Annie says: The few sentences above don't quite catch all the drama of the event. There is no mention of the alarms, the shroud stays, the whisker pole and the runaway autopilot. This is a story best told over a couple of cold beers. Anyway we did survive (including the boat) and hopefully will never have to live through that experience again. As usual, Laura was an absolute angel of a trooper the entire time.
Tuesday, May 2, - New Bight, Cat Island
Although the shaft thankfully wasn't leaking, a rather insistent knocking told us that we don't yet have the engine aligned properly. Once we got around the shoals we were able to sail towards New Bight, just a few miles north. Hoping to change our luck, I put out the trolling line with the spoon and quickly had a hit--an 18 inch Spanish Mackerel, which ended up safely in our refrigerator and eventually on the dinner table. Later there was a huge tug on the line, which turned out to be a three foot Great Barracuda, which we were glad to get off the line. But our biggest catch of the day came after we anchored and returned from a pleasant walk on the beach. Don from Warrior, a sport fishing boat anchored nearby (our only neighbor), called on the radio to say that they had more dolphin in their freezer than they needed...would we like some? Ten minutes later we were enjoying a hour's visit with Don and Sue, who have cruised and fished far and wide in the Bahamas. Before we left they had given us not just the frozen fish, but also two "Triple-D" dolphin lures, some new paperbacks and magazines to read, and loaned us the excellent BBC/Nature series "Blue Oceans" on VHS tape.
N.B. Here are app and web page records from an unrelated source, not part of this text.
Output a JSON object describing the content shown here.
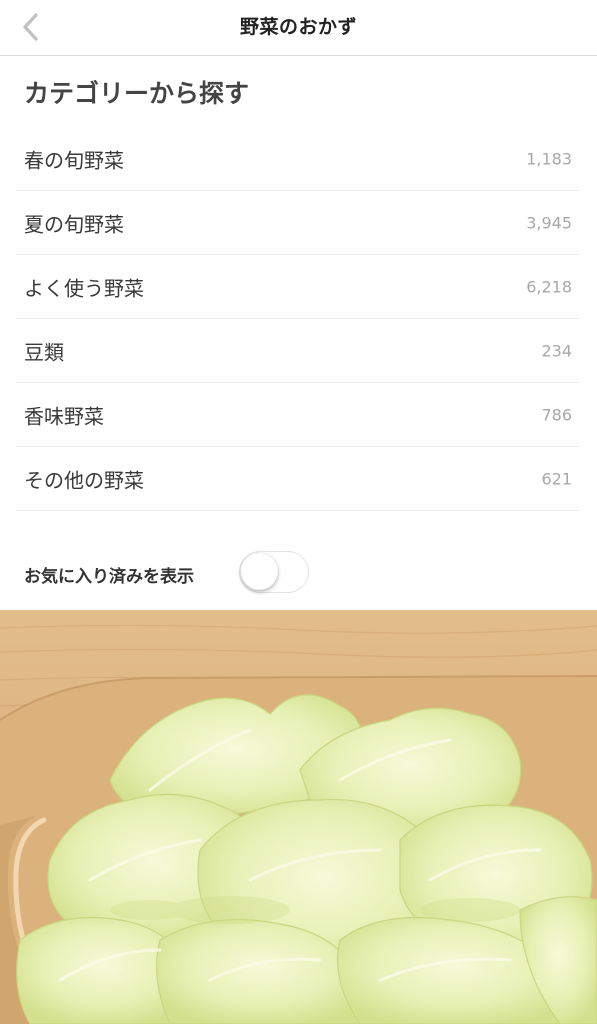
{
  "nav": {
    "title": "野菜のおかず",
    "back_icon": "chevron-left-icon"
  },
  "section": {
    "title": "カテゴリーから探す"
  },
  "categories": [
    {
      "label": "春の旬野菜",
      "count": "1,183"
    },
    {
      "label": "夏の旬野菜",
      "count": "3,945"
    },
    {
      "label": "よく使う野菜",
      "count": "6,218"
    },
    {
      "label": "豆類",
      "count": "234"
    },
    {
      "label": "香味野菜",
      "count": "786"
    },
    {
      "label": "その他の野菜",
      "count": "621"
    }
  ],
  "favorites": {
    "label": "お気に入り済みを表示",
    "toggle_on": false
  },
  "colors": {
    "nav_border": "#dcdcdc",
    "count_text": "#a8a8a8",
    "wood": "#d9b27e",
    "lettuce": "#e6f0b4"
  }
}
Today we dinghied ashore and looked at the ruins of the Armbrister Plantation home dating to 1760 right off the beach, then walked twenty minutes to the top of Mt. Alverna, the highest point in the Bahamas. Summit! This hill is home to Cat Island's most famous attraction, the Hermitage, a miniature replica of a Franciscan monastery. One man, Father Jerome, built all of this as measure of his devotion and a place to spend his retirement as a hermit: the sorrowful "Stations of the Cross" as you climb the hill, a tiny chapel for his devotionals, a bell tower, an outdoor shower, a small room with a bunk. What a peaceful, grand, and yet very humble place! Laura and I followed a trail nearby to a small cave that must have been a favorite hideout for the local inhabitants over the past few hundred years.
I adjusted the engine mounts and changed the oil this afternoon (526 hours), so we were in theory ready to move to a new spot tomorrow. However, Don and Sue on Warrior invited us to go out fishing with them on their boat and we're all quite excited about doing that instead. Got an e-mail from Clarence saying that Third Angel was safely in Luperon, so that was good news as well.
Wednesday, May 3 - New Bight, Cat Island
We learned a lot about fishing and had a lot of fun thanks to the generosity of these fine folks from South Dakota.